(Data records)
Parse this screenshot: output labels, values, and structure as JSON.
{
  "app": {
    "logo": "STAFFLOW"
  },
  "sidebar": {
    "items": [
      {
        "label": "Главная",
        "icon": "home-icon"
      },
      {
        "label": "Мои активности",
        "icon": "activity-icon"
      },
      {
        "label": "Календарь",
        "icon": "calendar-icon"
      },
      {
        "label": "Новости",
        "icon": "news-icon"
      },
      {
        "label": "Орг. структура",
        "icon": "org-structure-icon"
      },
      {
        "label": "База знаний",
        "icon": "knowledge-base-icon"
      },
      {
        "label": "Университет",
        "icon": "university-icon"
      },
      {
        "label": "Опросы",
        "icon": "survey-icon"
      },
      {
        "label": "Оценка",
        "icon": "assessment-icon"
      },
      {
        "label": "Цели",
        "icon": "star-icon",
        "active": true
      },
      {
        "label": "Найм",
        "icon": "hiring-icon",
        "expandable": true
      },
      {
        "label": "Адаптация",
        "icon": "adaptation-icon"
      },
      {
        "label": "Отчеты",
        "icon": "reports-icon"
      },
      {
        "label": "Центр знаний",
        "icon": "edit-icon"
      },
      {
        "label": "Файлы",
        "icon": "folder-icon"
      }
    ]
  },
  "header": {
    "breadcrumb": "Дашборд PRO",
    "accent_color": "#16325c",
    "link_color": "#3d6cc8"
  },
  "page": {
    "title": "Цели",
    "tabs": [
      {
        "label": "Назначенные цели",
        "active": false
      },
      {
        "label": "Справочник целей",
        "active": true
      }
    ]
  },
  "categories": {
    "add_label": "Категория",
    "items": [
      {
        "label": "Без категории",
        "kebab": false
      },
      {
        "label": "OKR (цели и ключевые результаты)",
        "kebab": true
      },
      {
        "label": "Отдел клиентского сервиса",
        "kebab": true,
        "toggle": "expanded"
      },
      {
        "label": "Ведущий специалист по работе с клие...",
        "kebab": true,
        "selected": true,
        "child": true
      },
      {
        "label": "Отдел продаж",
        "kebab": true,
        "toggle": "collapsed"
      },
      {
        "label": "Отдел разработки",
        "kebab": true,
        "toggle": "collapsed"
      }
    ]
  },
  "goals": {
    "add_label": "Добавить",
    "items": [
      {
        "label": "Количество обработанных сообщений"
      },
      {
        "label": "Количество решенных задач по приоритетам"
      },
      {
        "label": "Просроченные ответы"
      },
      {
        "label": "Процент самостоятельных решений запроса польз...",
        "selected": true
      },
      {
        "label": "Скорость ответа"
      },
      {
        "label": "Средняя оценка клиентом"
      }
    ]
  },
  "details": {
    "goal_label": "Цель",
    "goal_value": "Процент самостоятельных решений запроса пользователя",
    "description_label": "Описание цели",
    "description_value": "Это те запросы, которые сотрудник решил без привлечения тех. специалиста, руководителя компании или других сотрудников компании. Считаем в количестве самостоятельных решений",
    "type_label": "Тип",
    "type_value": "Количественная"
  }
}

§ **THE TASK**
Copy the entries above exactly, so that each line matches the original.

§ **WRITTEN ANSWER**
Parse this screenshot: output labels, values, and structure as JSON.
{
  "app": {
    "logo": "STAFFLOW"
  },
  "sidebar": {
    "items": [
      {
        "label": "Главная",
        "icon": "home-icon"
      },
      {
        "label": "Мои активности",
        "icon": "activity-icon"
      },
      {
        "label": "Календарь",
        "icon": "calendar-icon"
      },
      {
        "label": "Новости",
        "icon": "news-icon"
      },
      {
        "label": "Орг. структура",
        "icon": "org-structure-icon"
      },
      {
        "label": "База знаний",
        "icon": "knowledge-base-icon"
      },
      {
        "label": "Университет",
        "icon": "university-icon"
      },
      {
        "label": "Опросы",
        "icon": "survey-icon"
      },
      {
        "label": "Оценка",
        "icon": "assessment-icon"
      },
      {
        "label": "Цели",
        "icon": "star-icon",
        "active": true
      },
      {
        "label": "Найм",
        "icon": "hiring-icon",
        "expandable": true
      },
      {
        "label": "Адаптация",
        "icon": "adaptation-icon"
      },
      {
        "label": "Отчеты",
        "icon": "reports-icon"
      },
      {
        "label": "Центр знаний",
        "icon": "edit-icon"
      },
      {
        "label": "Файлы",
        "icon": "folder-icon"
      }
    ]
  },
  "header": {
    "breadcrumb": "Дашборд PRO",
    "accent_color": "#16325c",
    "link_color": "#3d6cc8"
  },
  "page": {
    "title": "Цели",
    "tabs": [
      {
        "label": "Назначенные цели",
        "active": false
      },
      {
        "label": "Справочник целей",
        "active": true
      }
    ]
  },
  "categories": {
    "add_label": "Категория",
    "items": [
      {
        "label": "Без категории",
        "kebab": false
      },
      {
        "label": "OKR (цели и ключевые результаты)",
        "kebab": true
      },
      {
        "label": "Отдел клиентского сервиса",
        "kebab": true,
        "toggle": "expanded"
      },
      {
        "label": "Ведущий специалист по работе с клие...",
        "kebab": true,
        "selected": true,
        "child": true
      },
      {
        "label": "Отдел продаж",
        "kebab": true,
        "toggle": "collapsed"
      },
      {
        "label": "Отдел разработки",
        "kebab": true,
        "toggle": "collapsed"
      }
    ]
  },
  "goals": {
    "add_label": "Добавить",
    "items": [
      {
        "label": "Количество обработанных сообщений"
      },
      {
        "label": "Количество решенных задач по приоритетам"
      },
      {
        "label": "Просроченные ответы"
      },
      {
        "label": "Процент самостоятельных решений запроса польз...",
        "selected": true
      },
      {
        "label": "Скорость ответа"
      },
      {
        "label": "Средняя оценка клиентом"
      }
    ]
  },
  "details": {
    "goal_label": "Цель",
    "goal_value": "Процент самостоятельных решений запроса пользователя",
    "description_label": "Описание цели",
    "description_value": "Это те запросы, которые сотрудник решил без привлечения тех. специалиста, руководителя компании или других сотрудников компании. Считаем в количестве самостоятельных решений",
    "type_label": "Тип",
    "type_value": "Количественная"
  }
}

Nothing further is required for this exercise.